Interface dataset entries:
# # # # # # #

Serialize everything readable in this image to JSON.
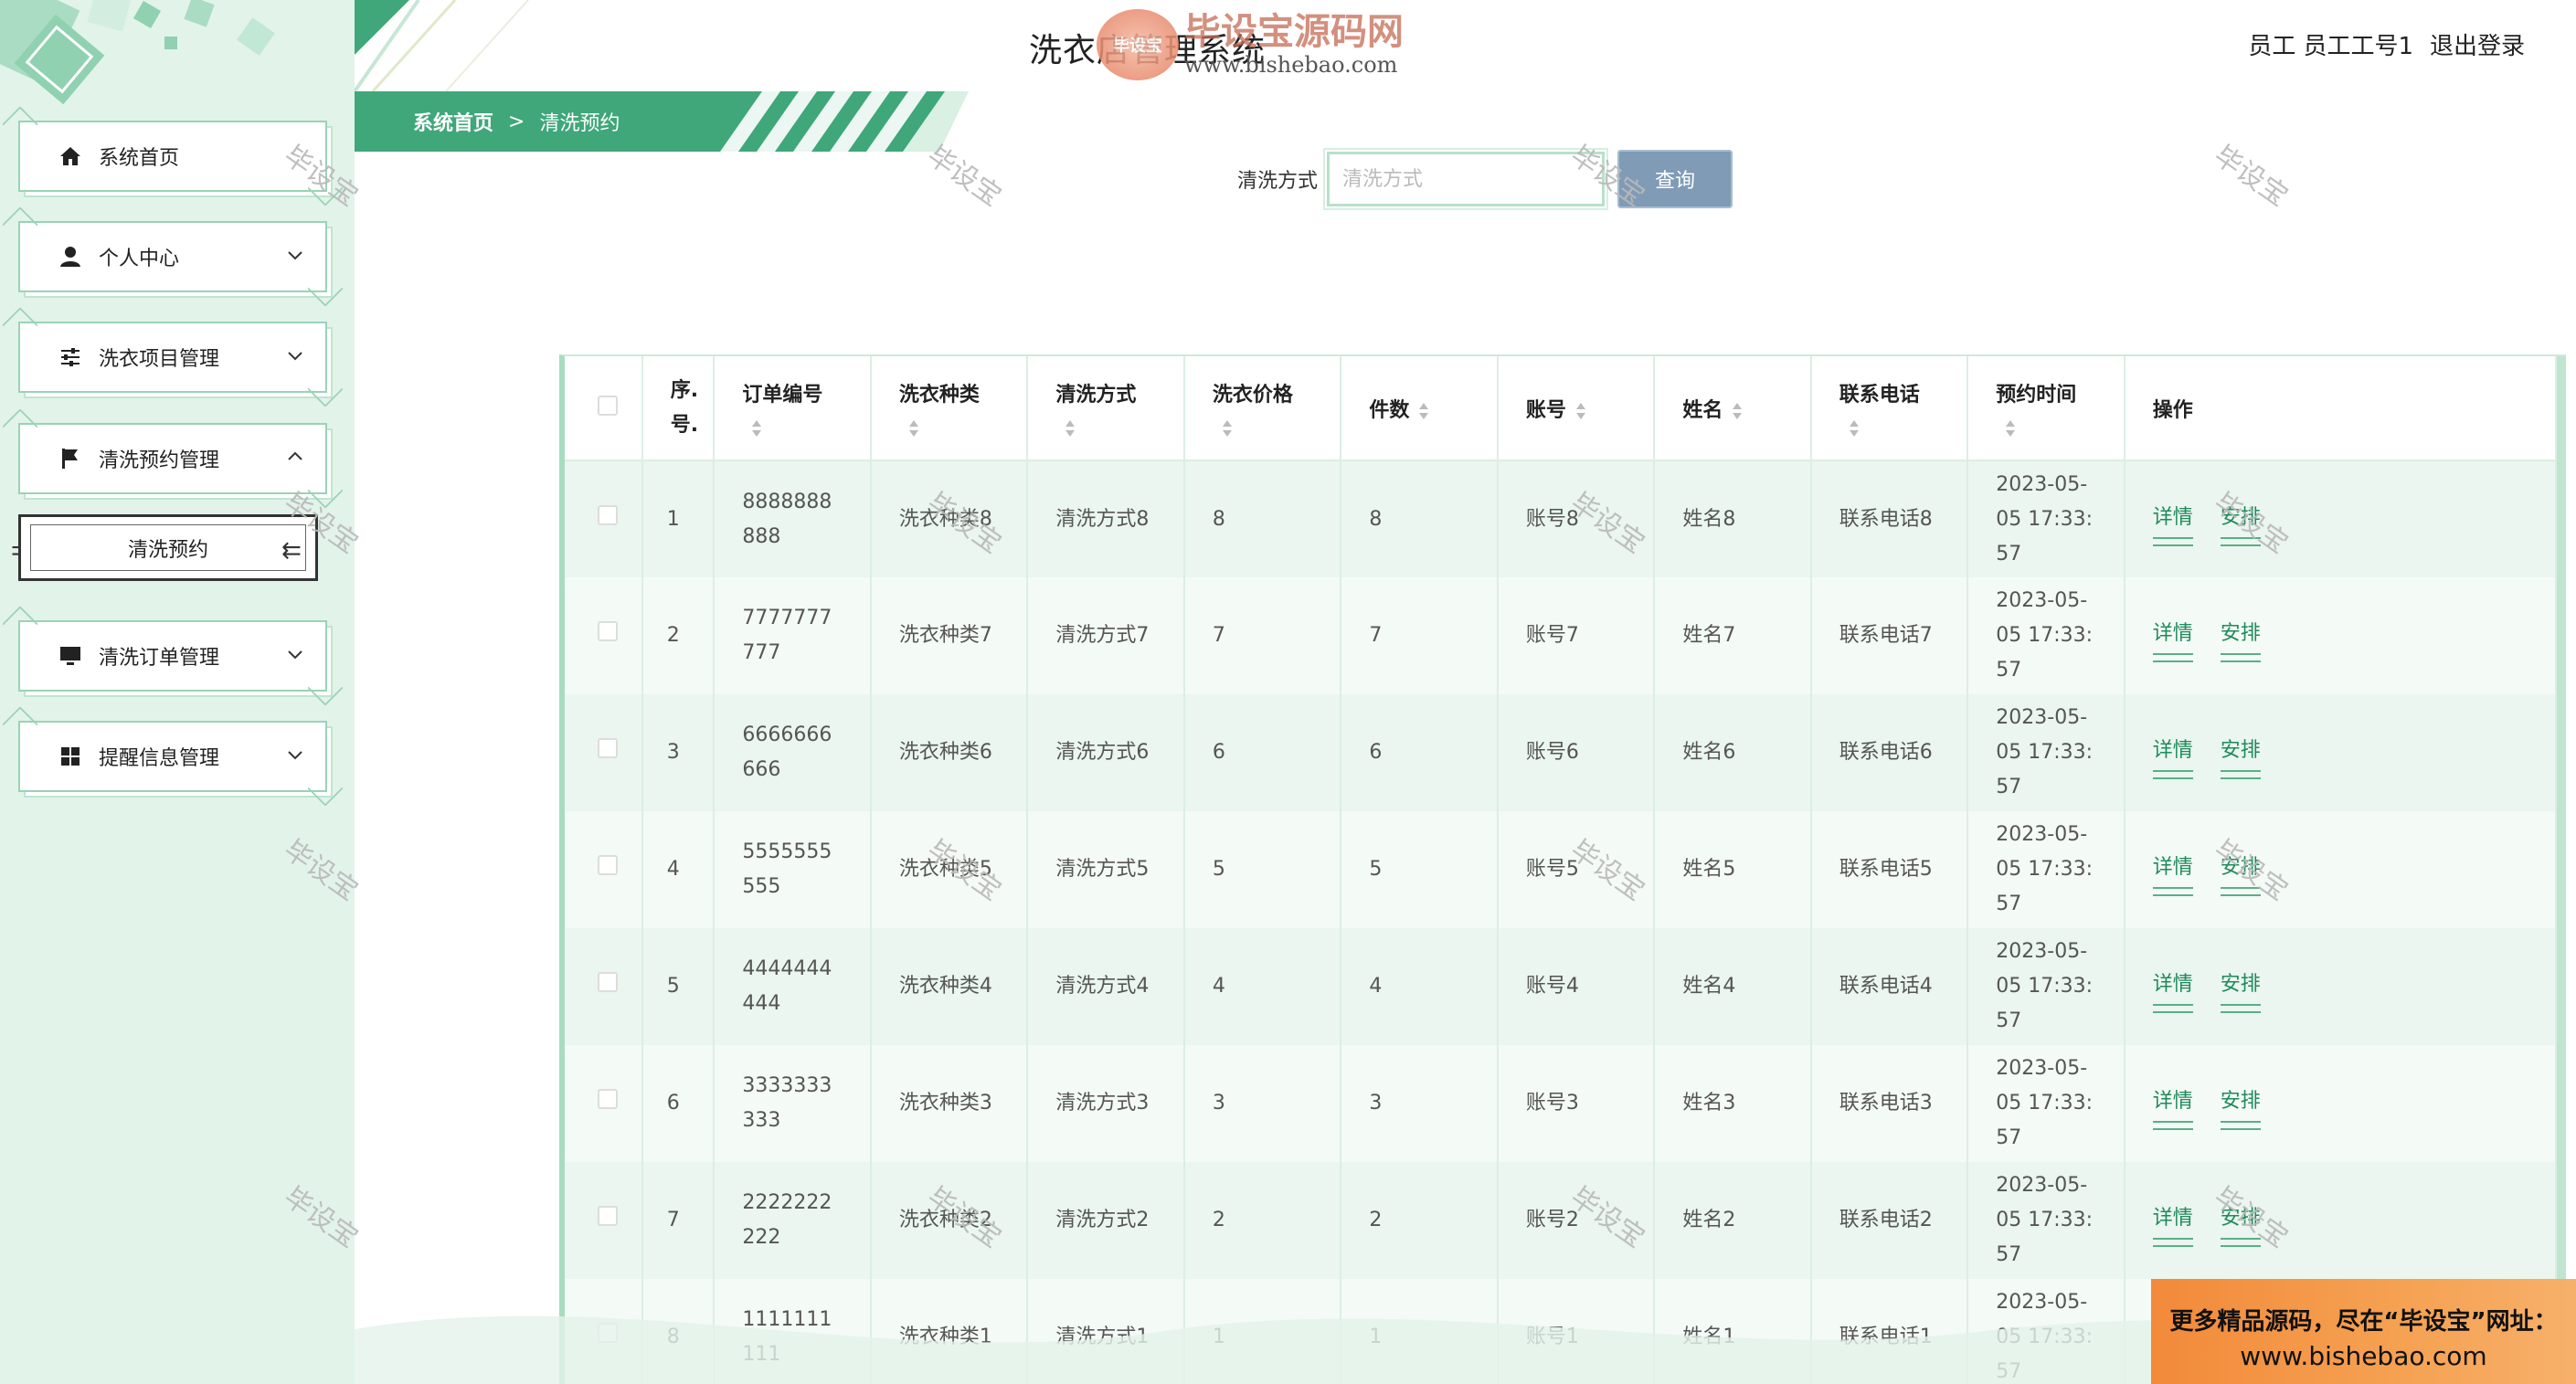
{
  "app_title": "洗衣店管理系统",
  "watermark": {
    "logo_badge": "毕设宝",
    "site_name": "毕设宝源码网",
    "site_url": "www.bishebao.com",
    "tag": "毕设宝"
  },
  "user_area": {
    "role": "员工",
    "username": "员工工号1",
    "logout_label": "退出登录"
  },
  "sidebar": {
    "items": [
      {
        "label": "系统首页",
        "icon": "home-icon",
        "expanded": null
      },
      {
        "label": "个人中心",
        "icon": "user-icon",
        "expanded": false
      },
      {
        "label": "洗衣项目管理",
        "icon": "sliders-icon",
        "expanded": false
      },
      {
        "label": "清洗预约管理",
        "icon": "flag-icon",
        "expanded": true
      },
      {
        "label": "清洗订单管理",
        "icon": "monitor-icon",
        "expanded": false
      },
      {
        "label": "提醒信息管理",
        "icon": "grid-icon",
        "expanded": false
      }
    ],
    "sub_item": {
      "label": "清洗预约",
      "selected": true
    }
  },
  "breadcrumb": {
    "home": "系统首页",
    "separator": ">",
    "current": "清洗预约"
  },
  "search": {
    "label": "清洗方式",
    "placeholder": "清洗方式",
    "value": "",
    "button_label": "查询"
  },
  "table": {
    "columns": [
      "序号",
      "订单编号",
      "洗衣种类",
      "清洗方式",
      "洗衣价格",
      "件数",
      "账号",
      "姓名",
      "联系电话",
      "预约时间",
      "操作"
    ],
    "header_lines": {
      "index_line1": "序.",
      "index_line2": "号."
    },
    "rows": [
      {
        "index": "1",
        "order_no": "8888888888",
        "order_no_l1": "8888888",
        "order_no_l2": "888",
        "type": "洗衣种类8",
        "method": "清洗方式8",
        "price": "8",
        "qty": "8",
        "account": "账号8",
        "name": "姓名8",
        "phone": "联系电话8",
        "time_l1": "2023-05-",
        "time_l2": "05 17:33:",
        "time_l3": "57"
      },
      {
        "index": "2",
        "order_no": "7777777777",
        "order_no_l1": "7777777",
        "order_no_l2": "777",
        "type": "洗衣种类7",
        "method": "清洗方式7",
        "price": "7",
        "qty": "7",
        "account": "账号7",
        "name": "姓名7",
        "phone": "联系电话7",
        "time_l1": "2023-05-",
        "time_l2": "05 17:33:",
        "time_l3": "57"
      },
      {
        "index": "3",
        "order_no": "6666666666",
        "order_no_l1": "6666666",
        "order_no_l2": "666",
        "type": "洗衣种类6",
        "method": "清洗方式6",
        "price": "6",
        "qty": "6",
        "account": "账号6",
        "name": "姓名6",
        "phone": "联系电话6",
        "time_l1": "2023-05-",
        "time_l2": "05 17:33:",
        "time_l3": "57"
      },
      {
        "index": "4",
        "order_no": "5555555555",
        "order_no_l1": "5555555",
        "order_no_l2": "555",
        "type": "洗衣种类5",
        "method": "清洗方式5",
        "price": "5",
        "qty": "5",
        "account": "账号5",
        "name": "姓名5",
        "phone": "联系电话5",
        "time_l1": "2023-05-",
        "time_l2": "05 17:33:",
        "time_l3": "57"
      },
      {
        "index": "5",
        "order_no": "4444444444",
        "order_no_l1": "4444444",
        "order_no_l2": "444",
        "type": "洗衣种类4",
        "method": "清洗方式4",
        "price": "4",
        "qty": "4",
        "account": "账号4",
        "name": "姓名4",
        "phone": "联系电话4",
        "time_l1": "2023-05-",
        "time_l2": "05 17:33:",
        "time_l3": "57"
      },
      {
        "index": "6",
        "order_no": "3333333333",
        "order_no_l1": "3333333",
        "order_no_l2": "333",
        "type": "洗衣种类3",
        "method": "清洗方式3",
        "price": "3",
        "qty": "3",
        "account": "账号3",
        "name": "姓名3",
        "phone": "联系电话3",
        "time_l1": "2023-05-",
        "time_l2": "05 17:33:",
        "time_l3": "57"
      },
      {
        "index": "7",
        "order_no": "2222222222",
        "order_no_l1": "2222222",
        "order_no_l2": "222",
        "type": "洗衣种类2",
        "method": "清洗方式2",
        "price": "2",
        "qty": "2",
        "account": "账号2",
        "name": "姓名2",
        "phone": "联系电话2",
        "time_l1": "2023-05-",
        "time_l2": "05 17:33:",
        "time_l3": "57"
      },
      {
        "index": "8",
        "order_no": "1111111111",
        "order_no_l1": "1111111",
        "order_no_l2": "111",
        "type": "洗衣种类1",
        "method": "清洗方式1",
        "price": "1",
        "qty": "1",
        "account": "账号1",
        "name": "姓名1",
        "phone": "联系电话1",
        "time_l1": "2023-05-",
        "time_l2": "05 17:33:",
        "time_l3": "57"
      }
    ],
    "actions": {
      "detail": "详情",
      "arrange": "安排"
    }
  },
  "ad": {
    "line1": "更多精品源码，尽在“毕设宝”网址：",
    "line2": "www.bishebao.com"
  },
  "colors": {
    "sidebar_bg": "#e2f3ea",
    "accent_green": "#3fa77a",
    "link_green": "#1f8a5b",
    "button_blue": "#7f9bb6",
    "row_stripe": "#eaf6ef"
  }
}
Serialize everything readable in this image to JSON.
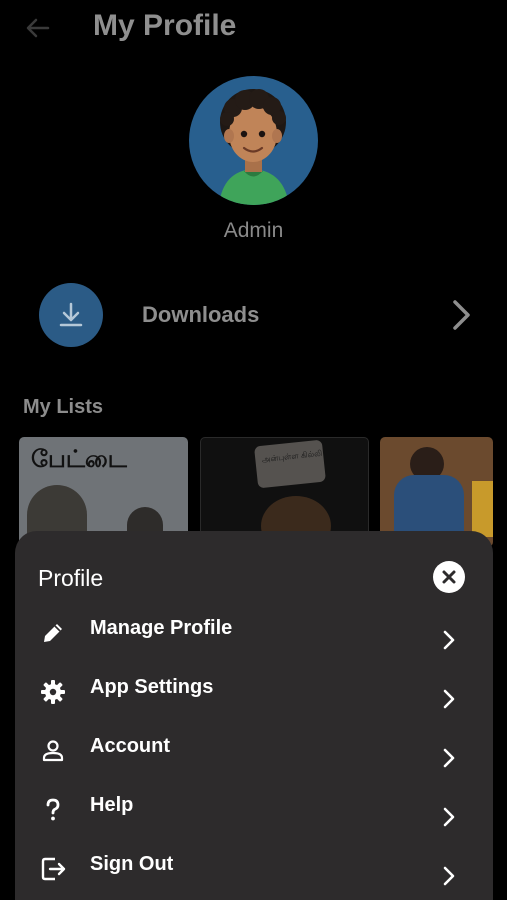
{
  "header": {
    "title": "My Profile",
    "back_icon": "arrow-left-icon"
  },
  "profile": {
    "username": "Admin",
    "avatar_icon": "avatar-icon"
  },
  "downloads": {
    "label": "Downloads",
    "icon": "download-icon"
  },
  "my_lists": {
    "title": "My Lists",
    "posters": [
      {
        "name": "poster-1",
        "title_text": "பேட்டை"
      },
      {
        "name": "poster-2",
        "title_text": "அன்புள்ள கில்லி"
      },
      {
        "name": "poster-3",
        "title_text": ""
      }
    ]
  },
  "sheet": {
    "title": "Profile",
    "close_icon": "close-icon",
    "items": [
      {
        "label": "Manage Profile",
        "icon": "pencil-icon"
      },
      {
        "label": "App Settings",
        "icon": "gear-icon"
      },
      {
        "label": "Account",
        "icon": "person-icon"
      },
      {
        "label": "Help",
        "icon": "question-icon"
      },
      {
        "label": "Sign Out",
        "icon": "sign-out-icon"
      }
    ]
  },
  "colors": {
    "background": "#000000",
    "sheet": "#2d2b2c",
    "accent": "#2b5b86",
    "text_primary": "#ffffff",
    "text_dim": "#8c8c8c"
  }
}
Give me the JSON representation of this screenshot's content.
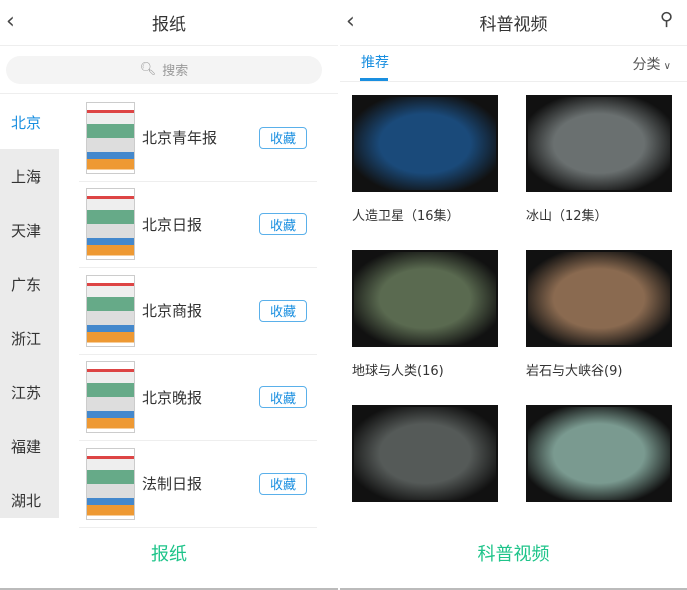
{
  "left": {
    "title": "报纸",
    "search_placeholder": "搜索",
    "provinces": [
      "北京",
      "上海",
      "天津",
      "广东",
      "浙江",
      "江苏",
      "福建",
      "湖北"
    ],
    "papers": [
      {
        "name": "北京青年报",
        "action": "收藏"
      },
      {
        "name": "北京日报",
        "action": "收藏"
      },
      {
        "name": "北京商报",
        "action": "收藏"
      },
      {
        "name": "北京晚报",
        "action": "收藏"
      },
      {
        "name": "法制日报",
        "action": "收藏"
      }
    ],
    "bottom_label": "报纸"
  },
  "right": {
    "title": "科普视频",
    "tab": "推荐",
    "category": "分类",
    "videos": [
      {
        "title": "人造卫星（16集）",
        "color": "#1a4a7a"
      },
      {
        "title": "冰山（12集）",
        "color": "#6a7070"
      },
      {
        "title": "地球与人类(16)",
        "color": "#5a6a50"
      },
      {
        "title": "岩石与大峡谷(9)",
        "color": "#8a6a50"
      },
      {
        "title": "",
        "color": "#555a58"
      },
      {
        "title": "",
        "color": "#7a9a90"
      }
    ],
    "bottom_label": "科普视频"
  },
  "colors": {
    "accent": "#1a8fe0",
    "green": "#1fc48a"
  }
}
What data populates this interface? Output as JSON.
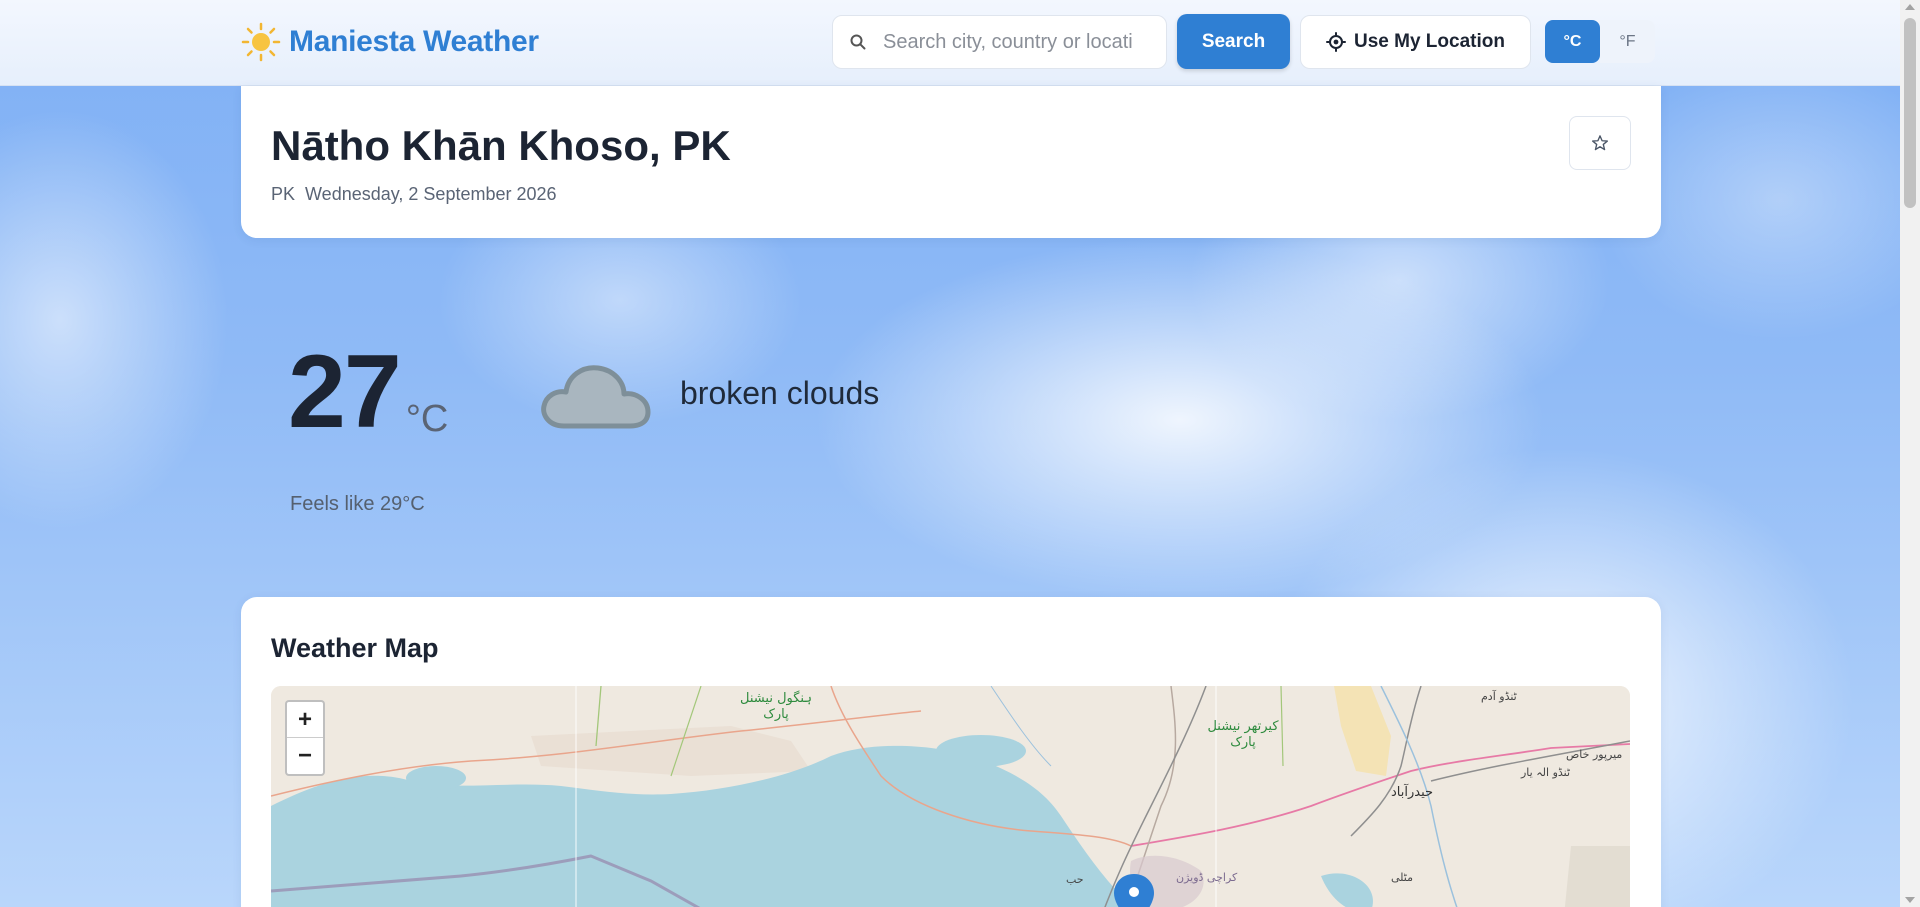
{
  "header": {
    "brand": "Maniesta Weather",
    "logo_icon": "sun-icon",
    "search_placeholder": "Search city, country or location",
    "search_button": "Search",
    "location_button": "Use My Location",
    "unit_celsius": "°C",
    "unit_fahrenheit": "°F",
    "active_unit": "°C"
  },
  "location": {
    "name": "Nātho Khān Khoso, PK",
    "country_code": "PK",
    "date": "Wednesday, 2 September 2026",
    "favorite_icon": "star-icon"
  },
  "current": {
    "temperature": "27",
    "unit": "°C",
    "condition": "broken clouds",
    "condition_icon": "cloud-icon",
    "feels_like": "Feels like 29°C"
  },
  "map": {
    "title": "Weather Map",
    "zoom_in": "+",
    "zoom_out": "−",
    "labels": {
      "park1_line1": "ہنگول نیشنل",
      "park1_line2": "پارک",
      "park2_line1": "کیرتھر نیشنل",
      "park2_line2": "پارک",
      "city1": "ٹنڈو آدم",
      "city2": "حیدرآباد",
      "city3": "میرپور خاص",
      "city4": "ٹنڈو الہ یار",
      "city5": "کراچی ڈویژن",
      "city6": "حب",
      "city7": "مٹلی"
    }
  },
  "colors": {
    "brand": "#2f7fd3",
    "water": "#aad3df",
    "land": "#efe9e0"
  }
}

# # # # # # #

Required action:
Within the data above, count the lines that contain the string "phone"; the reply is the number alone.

Solved problem:
8